:: Task description ::
Say, as a bare number, how many lines of the listing contain "content".

:: Material for this task ::
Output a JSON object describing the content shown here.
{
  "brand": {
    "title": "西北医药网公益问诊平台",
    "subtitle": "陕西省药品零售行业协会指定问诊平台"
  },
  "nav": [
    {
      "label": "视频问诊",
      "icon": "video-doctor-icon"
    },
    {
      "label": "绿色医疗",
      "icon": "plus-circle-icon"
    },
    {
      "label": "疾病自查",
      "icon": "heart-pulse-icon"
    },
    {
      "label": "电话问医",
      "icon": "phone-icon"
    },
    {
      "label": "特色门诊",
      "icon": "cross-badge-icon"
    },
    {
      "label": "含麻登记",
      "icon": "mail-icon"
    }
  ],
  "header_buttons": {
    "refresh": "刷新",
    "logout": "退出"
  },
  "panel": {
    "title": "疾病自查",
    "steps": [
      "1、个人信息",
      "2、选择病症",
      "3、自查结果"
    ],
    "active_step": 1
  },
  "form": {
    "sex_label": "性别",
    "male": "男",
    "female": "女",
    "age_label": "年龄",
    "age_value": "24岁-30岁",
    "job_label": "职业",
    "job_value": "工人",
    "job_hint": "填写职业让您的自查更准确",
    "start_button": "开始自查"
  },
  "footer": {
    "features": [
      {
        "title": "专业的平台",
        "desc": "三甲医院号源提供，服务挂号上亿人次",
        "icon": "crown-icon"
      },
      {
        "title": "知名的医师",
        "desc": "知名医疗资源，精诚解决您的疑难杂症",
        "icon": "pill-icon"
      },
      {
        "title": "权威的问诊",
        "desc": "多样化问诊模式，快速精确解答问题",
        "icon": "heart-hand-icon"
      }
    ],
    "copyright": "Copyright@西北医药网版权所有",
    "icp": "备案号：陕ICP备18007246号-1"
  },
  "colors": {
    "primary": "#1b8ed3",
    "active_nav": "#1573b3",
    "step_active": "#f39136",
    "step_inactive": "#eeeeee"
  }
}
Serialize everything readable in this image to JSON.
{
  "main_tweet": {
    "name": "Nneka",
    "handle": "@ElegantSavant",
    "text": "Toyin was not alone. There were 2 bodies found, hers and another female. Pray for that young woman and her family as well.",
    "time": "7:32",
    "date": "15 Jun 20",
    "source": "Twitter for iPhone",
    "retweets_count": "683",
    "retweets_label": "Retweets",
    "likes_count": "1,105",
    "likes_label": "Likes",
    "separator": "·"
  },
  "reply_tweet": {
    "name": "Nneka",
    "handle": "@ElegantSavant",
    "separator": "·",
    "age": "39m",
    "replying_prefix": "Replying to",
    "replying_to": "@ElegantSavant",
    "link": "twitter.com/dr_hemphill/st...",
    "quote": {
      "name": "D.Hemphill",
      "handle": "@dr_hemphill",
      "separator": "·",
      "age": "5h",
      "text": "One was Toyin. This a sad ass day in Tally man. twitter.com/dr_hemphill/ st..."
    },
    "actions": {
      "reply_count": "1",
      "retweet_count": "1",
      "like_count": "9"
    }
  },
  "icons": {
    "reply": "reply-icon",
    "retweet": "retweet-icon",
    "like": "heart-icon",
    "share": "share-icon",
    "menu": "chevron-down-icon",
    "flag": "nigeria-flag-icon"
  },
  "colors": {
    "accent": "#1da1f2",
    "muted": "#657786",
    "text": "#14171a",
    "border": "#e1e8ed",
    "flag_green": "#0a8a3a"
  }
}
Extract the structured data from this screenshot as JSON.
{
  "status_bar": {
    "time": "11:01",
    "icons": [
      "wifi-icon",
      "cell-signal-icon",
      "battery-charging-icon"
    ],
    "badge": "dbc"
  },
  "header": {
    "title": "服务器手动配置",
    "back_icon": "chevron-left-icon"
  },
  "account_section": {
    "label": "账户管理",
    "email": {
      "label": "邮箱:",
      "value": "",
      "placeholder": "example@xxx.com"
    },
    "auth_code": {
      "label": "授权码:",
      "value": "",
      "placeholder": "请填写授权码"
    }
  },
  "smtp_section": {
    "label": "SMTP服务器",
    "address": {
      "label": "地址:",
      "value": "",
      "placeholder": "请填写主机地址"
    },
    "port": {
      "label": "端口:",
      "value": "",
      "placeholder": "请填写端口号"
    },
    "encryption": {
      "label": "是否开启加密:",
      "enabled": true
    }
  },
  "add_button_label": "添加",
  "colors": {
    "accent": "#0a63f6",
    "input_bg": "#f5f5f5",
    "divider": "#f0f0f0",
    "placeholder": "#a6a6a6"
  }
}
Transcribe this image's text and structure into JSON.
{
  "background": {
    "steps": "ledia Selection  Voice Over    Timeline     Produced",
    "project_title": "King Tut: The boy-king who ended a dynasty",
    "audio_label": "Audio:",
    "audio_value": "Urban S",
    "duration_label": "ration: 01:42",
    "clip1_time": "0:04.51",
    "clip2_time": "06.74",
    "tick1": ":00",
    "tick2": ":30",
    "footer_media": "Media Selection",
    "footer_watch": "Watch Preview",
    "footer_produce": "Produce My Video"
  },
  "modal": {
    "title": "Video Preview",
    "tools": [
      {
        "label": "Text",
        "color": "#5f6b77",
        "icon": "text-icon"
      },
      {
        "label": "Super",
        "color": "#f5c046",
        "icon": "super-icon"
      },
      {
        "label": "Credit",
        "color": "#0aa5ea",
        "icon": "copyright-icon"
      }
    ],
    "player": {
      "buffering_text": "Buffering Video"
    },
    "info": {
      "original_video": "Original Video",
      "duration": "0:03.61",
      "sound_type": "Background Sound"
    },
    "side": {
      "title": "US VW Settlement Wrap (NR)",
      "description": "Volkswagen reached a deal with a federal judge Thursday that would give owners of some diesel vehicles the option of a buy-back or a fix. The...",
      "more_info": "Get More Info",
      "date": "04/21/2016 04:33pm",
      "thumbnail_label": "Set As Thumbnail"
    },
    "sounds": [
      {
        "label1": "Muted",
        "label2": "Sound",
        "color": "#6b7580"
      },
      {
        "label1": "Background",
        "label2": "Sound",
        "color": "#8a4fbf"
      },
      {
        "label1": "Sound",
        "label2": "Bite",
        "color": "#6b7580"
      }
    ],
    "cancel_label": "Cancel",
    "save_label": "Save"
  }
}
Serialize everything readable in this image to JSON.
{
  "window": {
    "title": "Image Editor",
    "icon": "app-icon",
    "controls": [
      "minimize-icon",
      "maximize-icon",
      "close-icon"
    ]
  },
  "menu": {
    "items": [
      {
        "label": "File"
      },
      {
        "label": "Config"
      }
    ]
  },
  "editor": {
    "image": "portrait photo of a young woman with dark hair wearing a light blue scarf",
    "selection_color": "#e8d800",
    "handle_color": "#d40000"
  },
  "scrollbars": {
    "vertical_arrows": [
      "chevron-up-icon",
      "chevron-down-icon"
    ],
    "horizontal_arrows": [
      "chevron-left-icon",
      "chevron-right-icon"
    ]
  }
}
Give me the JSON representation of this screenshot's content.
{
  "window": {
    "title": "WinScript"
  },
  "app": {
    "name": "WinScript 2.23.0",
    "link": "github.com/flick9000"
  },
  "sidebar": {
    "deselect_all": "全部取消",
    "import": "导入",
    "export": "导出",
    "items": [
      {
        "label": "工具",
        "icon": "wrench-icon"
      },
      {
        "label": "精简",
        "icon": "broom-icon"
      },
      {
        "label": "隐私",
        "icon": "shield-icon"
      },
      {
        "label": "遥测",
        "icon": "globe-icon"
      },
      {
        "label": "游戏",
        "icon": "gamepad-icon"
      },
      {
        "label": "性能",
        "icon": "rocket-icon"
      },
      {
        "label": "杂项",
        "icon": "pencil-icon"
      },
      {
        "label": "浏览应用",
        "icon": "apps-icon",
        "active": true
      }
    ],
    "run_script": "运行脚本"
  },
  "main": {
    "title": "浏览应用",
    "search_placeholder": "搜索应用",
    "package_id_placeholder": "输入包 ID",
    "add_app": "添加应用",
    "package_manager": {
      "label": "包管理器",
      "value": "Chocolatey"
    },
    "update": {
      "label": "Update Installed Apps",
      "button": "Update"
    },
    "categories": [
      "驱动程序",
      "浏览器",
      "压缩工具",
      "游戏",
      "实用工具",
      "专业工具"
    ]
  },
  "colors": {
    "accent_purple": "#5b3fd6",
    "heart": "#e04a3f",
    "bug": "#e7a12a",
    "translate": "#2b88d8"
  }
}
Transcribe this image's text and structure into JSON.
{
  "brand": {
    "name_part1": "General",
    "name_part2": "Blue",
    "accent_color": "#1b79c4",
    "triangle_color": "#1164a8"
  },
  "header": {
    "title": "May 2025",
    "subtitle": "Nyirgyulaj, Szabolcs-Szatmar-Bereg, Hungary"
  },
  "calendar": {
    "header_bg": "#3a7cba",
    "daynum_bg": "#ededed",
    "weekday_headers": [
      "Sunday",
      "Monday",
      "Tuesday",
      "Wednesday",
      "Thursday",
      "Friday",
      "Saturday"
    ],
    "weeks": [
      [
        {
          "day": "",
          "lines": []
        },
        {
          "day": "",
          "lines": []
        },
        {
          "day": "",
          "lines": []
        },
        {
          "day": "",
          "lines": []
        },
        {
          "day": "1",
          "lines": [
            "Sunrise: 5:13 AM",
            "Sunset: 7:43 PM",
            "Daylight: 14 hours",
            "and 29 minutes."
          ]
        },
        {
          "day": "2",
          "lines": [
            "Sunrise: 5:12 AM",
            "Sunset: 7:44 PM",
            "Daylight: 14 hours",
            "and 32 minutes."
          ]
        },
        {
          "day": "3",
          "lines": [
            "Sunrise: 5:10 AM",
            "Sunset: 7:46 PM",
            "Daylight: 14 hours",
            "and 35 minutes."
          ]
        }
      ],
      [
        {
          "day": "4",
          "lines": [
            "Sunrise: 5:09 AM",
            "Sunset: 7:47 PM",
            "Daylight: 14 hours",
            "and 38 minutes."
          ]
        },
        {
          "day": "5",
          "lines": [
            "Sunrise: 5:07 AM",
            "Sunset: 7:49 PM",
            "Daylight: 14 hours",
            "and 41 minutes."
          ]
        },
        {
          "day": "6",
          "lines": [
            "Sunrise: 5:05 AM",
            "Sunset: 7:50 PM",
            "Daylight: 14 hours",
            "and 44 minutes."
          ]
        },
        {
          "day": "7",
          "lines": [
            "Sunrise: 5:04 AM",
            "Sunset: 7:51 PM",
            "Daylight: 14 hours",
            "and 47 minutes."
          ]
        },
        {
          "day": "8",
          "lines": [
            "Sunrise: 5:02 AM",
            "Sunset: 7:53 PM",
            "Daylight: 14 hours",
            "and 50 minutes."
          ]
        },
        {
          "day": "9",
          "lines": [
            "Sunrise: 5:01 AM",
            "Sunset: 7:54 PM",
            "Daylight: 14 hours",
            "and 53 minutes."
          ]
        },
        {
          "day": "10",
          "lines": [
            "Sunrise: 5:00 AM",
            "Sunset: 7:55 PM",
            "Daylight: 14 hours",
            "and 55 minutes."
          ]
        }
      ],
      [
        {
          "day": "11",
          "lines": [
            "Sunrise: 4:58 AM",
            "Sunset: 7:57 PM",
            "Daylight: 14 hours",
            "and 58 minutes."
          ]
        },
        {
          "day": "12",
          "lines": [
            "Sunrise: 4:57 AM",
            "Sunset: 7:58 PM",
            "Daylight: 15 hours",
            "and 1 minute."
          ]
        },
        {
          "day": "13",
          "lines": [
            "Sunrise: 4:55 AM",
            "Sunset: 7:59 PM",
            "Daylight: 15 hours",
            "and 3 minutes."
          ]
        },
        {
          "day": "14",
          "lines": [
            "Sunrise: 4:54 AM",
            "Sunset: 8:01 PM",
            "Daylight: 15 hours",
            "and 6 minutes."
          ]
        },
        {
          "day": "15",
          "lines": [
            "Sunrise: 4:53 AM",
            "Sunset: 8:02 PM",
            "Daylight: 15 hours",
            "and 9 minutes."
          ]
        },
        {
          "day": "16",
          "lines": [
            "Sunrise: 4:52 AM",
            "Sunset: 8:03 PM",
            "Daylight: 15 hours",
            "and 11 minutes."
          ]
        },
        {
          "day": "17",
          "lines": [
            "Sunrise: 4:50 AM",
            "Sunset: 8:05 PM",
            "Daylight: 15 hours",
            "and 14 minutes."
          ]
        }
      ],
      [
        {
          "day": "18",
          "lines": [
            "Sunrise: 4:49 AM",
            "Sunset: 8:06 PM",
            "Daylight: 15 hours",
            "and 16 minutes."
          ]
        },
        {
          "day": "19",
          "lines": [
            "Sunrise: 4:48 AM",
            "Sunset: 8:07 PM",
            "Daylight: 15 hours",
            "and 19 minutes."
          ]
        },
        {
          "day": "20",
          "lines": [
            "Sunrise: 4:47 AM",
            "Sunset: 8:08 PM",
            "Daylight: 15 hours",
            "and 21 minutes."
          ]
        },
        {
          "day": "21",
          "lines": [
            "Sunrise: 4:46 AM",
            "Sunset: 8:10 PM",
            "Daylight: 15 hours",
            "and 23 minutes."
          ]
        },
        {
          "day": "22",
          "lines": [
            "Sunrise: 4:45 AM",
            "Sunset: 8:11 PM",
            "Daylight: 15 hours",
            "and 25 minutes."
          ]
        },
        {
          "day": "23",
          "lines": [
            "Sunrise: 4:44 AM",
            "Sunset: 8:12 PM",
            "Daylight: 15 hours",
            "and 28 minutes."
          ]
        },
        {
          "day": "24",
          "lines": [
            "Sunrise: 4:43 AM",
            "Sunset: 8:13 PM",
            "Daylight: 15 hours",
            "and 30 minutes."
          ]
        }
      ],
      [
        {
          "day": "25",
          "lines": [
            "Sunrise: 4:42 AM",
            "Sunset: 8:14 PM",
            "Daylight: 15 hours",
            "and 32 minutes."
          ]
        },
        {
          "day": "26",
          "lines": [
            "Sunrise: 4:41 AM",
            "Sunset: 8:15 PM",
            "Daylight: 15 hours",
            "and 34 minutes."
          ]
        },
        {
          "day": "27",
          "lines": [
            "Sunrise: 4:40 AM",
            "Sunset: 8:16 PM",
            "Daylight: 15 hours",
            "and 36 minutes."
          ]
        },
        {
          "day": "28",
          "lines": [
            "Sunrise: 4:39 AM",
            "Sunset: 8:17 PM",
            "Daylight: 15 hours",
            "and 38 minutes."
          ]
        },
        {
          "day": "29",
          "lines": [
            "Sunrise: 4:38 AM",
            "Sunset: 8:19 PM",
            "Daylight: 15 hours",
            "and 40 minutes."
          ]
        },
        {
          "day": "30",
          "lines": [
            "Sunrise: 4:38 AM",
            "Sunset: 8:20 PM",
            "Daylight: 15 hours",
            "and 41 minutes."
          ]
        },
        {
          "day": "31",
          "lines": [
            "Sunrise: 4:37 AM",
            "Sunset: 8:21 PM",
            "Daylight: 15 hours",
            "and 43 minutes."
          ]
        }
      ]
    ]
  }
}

:: Response to the task ::
2